◆ ABOUT THIS EXERCISE
Across the data below, how many lines have the word "wrapper" in them? Give the number and nothing else.

◆ SUPPLIED MATERIAL
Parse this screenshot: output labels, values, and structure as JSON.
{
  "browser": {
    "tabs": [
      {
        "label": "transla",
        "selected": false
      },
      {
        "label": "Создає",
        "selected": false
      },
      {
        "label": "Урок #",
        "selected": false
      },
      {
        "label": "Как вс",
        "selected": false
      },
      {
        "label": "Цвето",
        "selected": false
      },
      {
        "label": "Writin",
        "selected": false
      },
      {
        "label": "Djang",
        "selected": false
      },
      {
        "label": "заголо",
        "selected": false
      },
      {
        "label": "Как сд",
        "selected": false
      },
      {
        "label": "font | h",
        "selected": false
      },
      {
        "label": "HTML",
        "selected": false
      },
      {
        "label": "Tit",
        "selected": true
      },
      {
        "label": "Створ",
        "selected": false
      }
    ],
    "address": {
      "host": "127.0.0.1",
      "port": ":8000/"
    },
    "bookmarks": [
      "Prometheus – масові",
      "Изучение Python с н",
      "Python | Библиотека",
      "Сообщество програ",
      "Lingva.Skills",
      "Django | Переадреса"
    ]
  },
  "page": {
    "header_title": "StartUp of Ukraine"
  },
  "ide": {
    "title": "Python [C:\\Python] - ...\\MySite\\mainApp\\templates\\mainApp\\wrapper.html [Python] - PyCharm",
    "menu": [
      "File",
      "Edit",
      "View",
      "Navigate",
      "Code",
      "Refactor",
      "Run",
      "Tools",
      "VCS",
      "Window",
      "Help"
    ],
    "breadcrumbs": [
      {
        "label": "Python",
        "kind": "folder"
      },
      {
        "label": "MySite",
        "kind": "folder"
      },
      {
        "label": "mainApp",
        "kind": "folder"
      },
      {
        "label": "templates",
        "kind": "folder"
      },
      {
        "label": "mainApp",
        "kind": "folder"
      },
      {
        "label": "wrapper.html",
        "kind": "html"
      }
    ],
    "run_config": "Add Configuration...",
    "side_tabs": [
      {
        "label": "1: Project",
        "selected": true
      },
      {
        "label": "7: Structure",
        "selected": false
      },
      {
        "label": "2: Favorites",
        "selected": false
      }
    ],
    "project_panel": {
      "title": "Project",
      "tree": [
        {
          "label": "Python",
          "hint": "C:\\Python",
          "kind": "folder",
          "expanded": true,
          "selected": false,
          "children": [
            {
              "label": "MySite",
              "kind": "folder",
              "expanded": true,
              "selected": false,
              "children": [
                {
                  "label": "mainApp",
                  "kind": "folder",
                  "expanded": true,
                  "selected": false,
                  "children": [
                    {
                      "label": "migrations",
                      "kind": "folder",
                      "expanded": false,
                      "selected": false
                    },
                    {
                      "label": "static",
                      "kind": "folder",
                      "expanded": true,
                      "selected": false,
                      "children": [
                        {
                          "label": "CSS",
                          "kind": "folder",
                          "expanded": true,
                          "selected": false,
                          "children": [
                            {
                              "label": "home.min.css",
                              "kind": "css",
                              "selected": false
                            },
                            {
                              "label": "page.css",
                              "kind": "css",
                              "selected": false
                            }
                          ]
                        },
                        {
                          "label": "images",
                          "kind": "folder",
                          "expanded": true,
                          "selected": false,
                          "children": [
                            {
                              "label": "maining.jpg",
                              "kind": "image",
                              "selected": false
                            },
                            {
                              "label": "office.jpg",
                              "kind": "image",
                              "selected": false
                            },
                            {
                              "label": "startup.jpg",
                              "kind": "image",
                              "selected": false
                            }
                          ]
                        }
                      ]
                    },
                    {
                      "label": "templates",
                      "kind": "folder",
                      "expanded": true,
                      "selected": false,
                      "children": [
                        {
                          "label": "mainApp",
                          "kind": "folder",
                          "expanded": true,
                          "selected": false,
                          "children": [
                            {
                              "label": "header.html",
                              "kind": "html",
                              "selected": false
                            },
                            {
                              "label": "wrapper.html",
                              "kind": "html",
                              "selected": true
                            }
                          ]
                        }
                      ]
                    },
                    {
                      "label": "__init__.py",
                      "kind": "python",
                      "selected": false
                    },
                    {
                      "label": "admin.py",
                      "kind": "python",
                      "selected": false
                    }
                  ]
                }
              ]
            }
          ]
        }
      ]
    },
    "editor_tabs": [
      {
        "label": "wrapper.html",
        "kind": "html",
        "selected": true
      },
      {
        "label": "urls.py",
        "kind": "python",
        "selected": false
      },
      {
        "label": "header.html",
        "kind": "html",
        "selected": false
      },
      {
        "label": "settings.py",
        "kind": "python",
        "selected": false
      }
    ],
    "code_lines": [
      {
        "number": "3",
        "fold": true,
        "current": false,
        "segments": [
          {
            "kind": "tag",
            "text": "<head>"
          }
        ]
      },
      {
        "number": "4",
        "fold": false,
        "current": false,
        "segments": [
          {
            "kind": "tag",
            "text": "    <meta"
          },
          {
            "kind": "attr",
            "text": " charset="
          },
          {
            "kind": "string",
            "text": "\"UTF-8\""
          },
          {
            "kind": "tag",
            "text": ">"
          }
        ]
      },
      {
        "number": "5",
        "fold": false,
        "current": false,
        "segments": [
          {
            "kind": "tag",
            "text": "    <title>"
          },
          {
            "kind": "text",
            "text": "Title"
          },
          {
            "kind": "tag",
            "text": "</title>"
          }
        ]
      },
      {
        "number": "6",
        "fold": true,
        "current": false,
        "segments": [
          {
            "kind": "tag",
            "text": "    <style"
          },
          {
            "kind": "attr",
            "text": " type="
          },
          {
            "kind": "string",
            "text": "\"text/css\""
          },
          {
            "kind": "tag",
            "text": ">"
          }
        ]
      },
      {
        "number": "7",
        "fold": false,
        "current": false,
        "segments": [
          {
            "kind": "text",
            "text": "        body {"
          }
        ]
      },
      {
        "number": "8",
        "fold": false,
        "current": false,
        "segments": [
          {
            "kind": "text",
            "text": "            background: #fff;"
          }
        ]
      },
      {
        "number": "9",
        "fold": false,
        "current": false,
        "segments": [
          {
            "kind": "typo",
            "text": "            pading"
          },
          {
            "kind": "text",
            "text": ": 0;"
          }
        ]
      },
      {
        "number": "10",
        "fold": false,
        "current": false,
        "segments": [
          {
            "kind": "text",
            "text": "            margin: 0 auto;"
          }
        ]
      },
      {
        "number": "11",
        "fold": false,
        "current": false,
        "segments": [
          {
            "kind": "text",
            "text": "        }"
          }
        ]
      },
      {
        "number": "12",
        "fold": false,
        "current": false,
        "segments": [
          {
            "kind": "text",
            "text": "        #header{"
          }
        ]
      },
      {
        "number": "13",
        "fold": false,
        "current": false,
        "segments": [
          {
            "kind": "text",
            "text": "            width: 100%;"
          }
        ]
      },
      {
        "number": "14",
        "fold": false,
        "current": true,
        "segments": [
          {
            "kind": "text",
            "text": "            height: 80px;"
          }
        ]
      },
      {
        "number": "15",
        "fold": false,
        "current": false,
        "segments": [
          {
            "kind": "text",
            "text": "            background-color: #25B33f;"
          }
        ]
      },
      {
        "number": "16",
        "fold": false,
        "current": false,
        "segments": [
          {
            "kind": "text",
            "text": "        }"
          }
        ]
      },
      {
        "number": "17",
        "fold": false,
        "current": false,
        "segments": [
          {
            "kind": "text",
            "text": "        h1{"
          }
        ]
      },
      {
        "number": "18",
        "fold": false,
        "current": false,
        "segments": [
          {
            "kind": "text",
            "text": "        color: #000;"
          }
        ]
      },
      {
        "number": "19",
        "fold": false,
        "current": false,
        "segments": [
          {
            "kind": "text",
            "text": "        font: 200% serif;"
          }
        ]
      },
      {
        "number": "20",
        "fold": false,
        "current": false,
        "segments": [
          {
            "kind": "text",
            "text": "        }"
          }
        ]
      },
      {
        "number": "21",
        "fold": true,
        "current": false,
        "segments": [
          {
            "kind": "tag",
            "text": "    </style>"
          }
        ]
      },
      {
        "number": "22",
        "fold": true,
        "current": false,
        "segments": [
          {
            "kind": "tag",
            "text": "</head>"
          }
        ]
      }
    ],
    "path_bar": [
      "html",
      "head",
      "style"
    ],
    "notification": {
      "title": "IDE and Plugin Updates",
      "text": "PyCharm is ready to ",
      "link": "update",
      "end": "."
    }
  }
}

◆ SOLUTION TO THIS EXERCISE
4